* [Exercise aim] Where a line of the material includes the string "repositories", copy that line.
:::
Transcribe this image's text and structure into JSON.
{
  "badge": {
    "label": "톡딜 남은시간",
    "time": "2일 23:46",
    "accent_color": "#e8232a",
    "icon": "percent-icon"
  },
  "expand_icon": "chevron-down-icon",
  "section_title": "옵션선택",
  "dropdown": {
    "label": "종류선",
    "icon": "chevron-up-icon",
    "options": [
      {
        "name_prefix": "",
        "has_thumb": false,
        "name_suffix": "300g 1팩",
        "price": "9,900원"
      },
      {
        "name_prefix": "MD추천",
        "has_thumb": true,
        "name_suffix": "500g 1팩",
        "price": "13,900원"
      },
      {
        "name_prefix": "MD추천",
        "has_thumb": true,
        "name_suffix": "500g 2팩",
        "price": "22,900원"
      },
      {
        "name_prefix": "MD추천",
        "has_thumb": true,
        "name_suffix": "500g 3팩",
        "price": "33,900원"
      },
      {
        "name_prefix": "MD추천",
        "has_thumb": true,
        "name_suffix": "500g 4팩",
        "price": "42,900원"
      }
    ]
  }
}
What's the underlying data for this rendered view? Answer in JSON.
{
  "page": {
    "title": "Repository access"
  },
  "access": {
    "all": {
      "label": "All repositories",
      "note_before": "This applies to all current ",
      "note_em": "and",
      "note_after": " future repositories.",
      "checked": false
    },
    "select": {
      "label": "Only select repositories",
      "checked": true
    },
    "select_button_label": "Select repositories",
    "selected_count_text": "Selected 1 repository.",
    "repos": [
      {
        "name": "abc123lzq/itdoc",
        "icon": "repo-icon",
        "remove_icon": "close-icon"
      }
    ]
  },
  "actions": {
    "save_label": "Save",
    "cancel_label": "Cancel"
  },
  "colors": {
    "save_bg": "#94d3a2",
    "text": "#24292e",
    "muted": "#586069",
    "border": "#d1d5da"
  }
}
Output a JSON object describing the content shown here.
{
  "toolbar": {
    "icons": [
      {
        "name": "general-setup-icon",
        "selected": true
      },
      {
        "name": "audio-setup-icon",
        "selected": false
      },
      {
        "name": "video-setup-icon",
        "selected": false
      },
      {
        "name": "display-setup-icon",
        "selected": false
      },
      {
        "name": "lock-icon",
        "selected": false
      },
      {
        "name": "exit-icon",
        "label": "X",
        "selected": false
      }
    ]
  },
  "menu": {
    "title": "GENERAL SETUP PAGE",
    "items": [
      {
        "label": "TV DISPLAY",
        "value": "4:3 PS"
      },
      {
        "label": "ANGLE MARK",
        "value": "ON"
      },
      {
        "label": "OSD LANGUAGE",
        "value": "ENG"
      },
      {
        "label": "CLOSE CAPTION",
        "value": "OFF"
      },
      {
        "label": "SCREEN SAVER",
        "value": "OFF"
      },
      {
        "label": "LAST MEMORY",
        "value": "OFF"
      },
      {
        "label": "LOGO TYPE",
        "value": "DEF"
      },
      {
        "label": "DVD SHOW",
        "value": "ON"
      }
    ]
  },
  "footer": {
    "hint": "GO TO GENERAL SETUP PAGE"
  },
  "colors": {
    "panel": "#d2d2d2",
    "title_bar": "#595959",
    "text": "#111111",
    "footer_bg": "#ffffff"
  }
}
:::
* [Problem solution]
      "label": "All repositories",
      "note_after": " future repositories.",
      "label": "Only select repositories",
    "select_button_label": "Select repositories",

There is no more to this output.